FORT WAYNE — For the first time, nurses in the area have access to a local option for attaining a doctorate degree in their field.
Indiana University-Purdue University Fort Wayne launched its doctor of nursing practice program this year through a cooperative partnership with Purdue University.
The program, open to nurses with a master of science in nursing, sets a milestone as IPFW’s first doctoral program.
But the significance of offering such a degree extends beyond a historical moment. The university now can produce health care providers with the ability to play key roles in filling the gap between a growing number of patients and the number of primary care physicians to treat them.
“You really have these highly trained professionals that are really capable of being part of the solution,” said Alex Krouse, an attorney who specializes in health care issues at legal firm Krieg DeVault’s office in Mishawaka. “You would hope more schools in the area would move in that direction.”
About 10 students are in IPFW’s inaugural doctor of nursing practice cohort, working to earn doctorate degrees to practice medicine. The three-year program primarily involves online courses through a collaboration with Purdue University’s campuses at West Lafayette and Calumet. Each school provides a concentration, or cognate, in a specialized field of study.
As IPFW concentrates on leadership in the new doctor of nursing practice program collaboration, Purdue’s West Lafayette campus will focus on quality improvement, and the Calumet campus will center on translation science.
The program includes developing leadership and business skills for interacting in the collaborative environment of modern health care, according to Lee-Ellen Kirkhorn, chair of IPFW’s nursing department.
“Leadership is not a solo act,” Kirkhorn said. “When you’re out in the field, you’re going to be the clinical leader. Having those ideas about how to put together a business plan is going to be really important.”
Understanding and applying business principles would play a big role in helping nurse practitioners who set up independent practices and in preparing those who decide to work in medically underserved locations.
“In Indiana, we have a crisis of major proportion because we don’t have the care getting out to those rural and underserved areas,” Kirkhorn said. “What we really need are primary care providers who can help people at the point of care, who can help people at the point of their need.”
For various reasons, the number of primary care physicians has not kept up with the growing population of patients requiring health care. The situation prompted the federal government to label counties, cities, portions of cities or population groups as medically underserved. Designated health professional shortage areas meet a combination of socioeconomic criteria where access to health care is limited.
A portion of neighborhoods on Fort Wayne’s southeast and south-central sides had shortage designations last year, as well as all but two of the counties in northeast Indiana, according to the federal Health Resources and Services Administration. Kosciusko and Wells counties did not have the label.
Indiana had about 3,650 nurse practitioners in 2014 and 4,411 primary care physicians in 2013, HRSA data show.

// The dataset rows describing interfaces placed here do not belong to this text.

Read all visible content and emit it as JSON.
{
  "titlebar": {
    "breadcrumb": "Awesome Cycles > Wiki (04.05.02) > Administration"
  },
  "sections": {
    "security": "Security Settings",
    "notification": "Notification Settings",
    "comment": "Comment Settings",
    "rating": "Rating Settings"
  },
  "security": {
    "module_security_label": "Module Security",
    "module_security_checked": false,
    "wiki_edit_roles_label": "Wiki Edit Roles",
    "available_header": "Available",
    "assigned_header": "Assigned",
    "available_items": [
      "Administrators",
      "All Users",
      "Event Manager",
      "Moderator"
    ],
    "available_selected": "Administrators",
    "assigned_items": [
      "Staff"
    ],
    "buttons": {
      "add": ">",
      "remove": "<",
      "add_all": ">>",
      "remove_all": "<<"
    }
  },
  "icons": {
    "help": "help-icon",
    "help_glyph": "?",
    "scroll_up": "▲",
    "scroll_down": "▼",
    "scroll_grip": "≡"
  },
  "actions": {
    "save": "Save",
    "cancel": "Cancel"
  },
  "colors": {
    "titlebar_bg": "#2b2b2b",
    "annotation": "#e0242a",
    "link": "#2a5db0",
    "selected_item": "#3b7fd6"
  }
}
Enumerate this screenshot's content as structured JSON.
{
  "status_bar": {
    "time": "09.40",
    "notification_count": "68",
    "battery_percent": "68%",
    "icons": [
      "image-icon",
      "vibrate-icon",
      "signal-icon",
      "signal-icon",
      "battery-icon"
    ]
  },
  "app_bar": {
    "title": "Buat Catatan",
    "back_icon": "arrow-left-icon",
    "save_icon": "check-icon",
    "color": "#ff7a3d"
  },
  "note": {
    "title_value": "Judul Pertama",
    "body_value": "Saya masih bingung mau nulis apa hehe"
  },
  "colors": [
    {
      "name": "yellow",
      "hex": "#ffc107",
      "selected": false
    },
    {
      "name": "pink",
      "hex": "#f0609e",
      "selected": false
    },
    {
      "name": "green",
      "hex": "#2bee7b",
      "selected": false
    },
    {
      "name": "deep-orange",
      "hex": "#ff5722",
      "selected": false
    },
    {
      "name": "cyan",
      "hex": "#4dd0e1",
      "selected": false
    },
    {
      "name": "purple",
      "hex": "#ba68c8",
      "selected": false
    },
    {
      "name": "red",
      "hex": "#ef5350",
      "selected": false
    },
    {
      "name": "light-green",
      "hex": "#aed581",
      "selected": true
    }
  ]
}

Nurse practitioners have an advantage in numbers, backgrounds and training to provide primary care services in underserved areas, but changes won’t happen overnight.
“I think a step forward is to be able to get people the care they need,” Kirkhorn said. “A lot depends on how a community is set up and how they can accommodate this new level of provider.”
The level of care provided by nurse practitioners is about on par with physicians. The health policy journal Health Review examined more than two dozen studies published since 2000 and found clinical outcomes from the two groups were similar.
“Doctors and nurse practitioners are all trained in health care, but they have different methods for solving the problem,” said Krouse.
In Indiana, nurse practitioners can practice independently without supervision by a physician. They can also prescribe medication, but only through collaborative agreements where they must have access to a physician who can keep an eye on prescribing practices.
“A nurse practitioner does not need a physician for anything other than some chart reviews that are related to prescribing,” Krouse said.
In providing health care, nurse practitioners, through their background and training, tend to excel in patient interactions, making them well-suited for treating chronic issues or listening to patients with many questions, Kirkhorn said.
“The ability to see the whole person in the context of their total environment — that’s the nurse,” said Kirkhorn. “It’s teaching. It’s helping people understand how to stay healthy, how to stay well, how to keep out of the hospital.”